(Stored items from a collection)
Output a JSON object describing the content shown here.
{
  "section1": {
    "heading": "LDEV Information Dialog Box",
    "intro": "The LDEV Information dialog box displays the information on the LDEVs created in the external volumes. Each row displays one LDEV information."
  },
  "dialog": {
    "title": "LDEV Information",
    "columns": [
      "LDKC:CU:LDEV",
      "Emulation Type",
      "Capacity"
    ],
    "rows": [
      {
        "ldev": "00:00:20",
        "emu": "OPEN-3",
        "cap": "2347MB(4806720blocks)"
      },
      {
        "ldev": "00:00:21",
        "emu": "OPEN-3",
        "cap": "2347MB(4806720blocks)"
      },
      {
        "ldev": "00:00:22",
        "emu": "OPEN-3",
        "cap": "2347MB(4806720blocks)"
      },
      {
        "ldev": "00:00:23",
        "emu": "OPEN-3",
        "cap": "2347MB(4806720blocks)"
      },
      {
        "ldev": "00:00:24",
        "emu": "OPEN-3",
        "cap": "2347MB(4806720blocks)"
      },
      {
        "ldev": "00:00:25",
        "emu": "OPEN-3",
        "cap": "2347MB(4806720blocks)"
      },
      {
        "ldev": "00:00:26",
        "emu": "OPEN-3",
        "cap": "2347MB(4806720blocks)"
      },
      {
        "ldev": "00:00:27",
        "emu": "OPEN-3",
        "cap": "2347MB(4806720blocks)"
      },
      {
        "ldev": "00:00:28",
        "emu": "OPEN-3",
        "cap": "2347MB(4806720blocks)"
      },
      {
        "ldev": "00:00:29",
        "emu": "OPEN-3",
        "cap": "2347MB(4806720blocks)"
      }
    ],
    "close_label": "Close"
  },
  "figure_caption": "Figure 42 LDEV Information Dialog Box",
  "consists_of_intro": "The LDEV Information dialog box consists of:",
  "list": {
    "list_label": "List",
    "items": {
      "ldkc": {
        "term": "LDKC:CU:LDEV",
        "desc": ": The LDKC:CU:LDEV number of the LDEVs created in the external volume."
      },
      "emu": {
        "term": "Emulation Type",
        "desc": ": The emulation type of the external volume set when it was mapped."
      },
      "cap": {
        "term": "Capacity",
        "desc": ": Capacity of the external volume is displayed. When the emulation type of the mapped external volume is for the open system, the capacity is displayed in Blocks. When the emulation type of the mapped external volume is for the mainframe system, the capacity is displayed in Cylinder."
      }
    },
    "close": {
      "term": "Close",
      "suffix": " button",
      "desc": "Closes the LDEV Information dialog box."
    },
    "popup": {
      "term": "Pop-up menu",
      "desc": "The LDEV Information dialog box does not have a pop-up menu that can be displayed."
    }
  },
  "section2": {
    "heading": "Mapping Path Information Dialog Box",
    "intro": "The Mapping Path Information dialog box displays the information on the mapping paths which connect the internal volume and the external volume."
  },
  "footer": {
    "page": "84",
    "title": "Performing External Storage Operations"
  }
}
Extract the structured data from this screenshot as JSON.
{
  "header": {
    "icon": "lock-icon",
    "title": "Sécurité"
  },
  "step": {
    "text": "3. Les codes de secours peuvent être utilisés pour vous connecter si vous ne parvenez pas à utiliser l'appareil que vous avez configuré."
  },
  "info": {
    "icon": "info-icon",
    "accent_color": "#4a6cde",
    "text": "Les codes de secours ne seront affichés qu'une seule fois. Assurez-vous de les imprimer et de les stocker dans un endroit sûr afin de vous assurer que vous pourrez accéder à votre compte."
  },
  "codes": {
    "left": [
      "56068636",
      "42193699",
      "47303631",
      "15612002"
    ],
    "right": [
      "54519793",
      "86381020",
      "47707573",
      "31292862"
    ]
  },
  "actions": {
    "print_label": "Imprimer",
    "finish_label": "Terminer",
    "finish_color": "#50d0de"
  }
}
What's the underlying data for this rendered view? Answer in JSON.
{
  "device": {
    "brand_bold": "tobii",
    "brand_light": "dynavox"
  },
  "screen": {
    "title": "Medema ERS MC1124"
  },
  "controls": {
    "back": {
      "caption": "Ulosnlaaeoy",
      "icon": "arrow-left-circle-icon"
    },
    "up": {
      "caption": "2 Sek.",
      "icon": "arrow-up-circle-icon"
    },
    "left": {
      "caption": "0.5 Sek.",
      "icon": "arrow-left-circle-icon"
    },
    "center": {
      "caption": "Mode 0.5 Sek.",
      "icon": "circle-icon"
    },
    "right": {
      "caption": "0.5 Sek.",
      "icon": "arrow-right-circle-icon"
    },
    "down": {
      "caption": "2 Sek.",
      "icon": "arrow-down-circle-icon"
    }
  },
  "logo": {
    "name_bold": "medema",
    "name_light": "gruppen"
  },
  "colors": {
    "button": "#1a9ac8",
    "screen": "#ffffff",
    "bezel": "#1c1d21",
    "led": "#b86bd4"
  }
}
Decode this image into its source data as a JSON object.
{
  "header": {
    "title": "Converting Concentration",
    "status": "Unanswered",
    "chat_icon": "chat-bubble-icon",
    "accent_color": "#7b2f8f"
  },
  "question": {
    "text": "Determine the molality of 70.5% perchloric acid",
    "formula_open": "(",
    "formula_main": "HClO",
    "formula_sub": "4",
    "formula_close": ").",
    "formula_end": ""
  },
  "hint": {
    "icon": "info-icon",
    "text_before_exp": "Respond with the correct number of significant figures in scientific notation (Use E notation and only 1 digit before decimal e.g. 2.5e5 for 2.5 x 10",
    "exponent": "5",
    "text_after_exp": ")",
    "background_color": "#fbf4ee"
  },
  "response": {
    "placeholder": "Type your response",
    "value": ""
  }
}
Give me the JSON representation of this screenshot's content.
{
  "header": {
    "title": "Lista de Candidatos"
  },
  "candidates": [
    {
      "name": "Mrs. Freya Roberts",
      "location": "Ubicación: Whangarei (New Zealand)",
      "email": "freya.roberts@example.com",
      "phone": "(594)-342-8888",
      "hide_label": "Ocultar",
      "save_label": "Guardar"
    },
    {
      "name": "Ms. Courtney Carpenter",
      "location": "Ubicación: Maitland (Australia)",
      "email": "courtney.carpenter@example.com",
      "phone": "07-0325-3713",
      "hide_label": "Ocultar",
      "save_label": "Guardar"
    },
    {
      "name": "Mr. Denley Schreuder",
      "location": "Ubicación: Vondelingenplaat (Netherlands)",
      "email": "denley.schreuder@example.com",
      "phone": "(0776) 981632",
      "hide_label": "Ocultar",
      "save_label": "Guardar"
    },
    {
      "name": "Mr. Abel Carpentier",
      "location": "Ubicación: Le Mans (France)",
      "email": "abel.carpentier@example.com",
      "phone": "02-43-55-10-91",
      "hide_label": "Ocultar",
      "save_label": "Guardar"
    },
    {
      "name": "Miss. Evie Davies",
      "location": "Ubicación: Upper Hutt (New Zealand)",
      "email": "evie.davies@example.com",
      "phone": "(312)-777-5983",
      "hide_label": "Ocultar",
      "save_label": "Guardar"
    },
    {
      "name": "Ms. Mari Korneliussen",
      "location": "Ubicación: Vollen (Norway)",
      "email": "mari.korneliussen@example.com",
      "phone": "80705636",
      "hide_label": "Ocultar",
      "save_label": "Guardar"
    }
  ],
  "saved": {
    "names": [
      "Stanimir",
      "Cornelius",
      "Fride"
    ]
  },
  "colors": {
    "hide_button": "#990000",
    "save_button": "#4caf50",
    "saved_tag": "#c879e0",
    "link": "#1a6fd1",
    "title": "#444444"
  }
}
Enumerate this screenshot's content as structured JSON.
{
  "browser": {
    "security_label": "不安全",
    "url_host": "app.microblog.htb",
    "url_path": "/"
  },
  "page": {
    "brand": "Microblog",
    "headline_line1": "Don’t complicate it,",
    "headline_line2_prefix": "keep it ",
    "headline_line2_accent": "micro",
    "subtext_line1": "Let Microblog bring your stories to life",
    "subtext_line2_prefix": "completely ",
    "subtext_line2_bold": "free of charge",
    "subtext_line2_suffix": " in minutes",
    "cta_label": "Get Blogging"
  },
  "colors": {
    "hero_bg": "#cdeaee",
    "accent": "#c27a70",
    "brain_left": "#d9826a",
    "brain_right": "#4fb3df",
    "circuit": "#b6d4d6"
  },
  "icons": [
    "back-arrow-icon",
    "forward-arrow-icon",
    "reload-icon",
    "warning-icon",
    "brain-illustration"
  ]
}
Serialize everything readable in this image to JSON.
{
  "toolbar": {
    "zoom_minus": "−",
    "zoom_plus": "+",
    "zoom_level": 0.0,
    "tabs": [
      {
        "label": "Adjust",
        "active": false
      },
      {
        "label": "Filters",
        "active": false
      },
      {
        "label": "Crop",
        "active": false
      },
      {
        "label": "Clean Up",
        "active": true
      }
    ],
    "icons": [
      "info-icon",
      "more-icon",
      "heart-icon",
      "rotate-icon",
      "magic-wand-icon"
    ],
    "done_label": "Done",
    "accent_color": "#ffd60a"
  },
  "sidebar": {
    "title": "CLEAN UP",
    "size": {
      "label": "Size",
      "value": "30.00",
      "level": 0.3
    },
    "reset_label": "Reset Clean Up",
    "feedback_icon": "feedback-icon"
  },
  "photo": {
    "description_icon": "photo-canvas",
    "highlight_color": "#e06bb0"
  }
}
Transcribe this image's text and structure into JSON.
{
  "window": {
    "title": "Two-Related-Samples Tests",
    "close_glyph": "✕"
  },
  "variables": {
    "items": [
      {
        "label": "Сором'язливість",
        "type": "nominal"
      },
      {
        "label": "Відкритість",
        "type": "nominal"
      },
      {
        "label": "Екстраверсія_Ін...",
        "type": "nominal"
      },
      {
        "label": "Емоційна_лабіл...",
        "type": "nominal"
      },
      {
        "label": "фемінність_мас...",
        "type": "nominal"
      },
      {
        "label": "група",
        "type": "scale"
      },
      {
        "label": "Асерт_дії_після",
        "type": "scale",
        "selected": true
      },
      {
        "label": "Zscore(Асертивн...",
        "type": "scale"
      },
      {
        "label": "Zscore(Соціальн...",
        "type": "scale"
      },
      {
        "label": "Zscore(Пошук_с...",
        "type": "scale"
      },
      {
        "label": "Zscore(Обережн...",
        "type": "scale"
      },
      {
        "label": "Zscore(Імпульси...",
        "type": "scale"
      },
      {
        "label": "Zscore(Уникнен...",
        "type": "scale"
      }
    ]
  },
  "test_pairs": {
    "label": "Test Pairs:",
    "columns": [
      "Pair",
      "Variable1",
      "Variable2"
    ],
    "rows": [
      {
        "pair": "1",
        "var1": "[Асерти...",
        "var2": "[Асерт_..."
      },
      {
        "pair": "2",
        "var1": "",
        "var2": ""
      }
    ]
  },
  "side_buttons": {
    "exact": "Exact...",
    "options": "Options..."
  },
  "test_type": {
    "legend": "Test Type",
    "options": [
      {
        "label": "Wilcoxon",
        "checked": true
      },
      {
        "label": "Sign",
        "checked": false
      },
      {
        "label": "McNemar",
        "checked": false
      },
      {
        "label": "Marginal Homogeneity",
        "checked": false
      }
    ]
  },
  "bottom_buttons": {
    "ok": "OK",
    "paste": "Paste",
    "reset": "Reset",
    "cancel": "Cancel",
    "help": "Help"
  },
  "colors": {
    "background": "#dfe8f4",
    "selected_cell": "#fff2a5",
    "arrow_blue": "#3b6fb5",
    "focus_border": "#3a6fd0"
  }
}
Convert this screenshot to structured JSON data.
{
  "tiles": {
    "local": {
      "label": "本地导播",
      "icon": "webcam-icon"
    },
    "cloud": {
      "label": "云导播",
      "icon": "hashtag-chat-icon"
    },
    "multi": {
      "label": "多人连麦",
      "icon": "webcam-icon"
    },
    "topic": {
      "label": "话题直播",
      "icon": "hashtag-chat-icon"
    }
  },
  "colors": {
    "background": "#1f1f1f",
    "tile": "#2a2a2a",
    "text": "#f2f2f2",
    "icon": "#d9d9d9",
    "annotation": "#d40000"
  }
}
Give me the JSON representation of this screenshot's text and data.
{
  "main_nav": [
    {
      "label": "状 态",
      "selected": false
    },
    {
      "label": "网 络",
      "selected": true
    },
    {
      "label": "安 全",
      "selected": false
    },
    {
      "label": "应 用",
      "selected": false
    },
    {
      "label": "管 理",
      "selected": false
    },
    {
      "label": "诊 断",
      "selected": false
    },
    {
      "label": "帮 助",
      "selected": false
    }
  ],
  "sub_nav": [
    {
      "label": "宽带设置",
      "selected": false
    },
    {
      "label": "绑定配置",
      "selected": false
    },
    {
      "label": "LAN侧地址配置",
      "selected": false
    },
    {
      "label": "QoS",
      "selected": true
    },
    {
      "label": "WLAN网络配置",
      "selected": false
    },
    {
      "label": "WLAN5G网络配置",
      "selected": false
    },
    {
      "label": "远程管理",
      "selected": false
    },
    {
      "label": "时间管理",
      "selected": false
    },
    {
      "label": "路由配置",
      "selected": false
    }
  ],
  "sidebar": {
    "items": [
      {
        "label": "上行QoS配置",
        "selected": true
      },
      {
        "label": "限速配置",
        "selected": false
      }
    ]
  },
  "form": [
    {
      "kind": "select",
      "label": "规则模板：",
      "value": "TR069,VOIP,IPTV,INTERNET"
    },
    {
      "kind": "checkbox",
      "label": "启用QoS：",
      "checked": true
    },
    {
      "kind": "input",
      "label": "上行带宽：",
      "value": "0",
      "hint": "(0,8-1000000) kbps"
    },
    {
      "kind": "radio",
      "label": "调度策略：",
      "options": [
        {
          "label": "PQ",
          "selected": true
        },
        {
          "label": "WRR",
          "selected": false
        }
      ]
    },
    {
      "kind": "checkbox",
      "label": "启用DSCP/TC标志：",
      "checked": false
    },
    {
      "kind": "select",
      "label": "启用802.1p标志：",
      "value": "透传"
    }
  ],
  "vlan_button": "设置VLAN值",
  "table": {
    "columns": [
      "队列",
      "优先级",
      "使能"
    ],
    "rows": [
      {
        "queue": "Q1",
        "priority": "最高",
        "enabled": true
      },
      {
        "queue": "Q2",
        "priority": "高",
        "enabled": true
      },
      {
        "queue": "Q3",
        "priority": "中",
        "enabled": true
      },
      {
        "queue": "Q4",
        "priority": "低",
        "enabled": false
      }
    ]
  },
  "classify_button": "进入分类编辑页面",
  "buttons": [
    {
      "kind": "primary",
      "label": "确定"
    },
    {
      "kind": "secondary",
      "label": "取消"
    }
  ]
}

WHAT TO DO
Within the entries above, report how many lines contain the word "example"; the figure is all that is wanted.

ANSWER AREA
6